## Problem details
Copy each line below holding "Last".

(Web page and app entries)
--- START ---

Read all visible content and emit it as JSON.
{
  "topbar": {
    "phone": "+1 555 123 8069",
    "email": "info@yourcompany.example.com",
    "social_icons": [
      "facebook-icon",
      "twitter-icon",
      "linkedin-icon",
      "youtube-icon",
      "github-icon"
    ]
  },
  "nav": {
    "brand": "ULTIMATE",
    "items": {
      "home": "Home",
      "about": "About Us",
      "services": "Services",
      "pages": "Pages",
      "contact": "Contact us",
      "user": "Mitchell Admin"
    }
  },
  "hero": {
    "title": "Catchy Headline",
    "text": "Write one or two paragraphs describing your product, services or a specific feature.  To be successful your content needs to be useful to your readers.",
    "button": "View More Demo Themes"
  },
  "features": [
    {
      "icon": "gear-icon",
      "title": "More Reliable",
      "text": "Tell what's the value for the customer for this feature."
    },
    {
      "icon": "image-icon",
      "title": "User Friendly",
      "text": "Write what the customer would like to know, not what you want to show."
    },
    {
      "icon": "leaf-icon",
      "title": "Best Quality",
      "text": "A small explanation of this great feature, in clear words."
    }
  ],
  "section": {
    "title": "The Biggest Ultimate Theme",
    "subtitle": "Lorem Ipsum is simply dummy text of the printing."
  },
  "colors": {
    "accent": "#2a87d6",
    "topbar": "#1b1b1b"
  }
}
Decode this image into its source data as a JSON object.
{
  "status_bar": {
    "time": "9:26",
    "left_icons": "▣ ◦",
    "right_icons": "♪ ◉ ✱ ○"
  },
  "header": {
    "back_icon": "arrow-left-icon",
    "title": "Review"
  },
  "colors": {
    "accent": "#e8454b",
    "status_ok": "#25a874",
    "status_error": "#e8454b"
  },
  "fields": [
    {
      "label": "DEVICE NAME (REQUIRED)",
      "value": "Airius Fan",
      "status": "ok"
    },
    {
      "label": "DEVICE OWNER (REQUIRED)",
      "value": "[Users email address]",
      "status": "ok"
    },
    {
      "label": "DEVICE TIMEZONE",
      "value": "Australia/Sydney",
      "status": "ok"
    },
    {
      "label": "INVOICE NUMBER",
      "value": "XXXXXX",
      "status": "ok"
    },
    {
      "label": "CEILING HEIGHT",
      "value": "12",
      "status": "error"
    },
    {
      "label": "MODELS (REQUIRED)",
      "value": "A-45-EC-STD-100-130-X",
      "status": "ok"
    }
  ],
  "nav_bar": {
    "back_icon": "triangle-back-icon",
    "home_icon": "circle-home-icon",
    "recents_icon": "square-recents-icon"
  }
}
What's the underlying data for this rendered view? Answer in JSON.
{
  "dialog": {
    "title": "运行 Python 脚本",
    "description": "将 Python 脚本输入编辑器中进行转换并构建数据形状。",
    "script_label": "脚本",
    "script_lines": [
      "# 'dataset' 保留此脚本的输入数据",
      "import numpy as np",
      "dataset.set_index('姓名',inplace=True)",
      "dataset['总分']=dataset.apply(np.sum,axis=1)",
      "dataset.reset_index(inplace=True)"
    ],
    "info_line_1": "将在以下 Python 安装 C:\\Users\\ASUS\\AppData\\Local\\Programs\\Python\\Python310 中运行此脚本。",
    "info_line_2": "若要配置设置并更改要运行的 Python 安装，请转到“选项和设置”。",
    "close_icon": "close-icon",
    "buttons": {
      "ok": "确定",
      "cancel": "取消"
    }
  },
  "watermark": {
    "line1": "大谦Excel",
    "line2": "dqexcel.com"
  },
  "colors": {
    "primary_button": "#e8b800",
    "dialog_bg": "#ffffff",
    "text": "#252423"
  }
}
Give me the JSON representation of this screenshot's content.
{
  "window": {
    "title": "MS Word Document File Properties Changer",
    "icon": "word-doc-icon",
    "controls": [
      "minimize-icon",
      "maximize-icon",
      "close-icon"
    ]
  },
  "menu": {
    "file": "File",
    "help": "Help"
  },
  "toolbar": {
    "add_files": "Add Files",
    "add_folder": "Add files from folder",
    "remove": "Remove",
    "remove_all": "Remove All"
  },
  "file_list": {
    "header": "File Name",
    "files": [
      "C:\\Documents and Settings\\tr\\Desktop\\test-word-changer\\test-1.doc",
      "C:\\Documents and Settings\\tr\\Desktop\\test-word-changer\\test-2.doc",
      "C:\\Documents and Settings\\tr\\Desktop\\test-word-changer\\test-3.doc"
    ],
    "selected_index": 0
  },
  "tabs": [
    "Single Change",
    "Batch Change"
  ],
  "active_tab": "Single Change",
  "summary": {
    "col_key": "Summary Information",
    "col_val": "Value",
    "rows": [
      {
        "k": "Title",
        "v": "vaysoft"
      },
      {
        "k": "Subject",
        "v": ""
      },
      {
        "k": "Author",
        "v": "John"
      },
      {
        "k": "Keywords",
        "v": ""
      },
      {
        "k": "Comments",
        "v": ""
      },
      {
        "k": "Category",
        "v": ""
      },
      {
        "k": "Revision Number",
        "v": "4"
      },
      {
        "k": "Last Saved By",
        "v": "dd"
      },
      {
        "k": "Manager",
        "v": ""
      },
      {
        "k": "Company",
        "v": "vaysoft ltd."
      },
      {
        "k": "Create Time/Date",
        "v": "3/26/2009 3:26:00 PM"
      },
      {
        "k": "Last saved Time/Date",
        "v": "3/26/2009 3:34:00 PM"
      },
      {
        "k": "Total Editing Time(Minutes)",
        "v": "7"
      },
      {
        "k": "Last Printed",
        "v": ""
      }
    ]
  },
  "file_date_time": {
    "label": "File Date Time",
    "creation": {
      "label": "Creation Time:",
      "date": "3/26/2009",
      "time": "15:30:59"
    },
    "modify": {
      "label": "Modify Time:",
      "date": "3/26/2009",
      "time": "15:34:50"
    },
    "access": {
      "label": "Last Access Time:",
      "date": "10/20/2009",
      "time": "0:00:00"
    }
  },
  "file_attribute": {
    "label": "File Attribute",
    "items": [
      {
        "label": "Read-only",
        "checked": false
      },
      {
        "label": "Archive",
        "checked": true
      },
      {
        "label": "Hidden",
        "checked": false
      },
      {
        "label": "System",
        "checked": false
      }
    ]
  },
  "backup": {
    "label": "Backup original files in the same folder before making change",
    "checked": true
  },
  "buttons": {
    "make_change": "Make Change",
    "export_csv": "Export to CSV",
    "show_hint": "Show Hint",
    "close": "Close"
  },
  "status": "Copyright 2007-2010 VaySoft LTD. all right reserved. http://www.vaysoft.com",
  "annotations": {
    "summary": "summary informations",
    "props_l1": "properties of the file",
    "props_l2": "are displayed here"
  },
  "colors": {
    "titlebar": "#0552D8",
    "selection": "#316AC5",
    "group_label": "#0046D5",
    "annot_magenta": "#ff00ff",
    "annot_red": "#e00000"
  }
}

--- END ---

## Solution to the problem
        "k": "Last Saved By",
        "k": "Last saved Time/Date",
        "k": "Last Printed",
      "label": "Last Access Time:",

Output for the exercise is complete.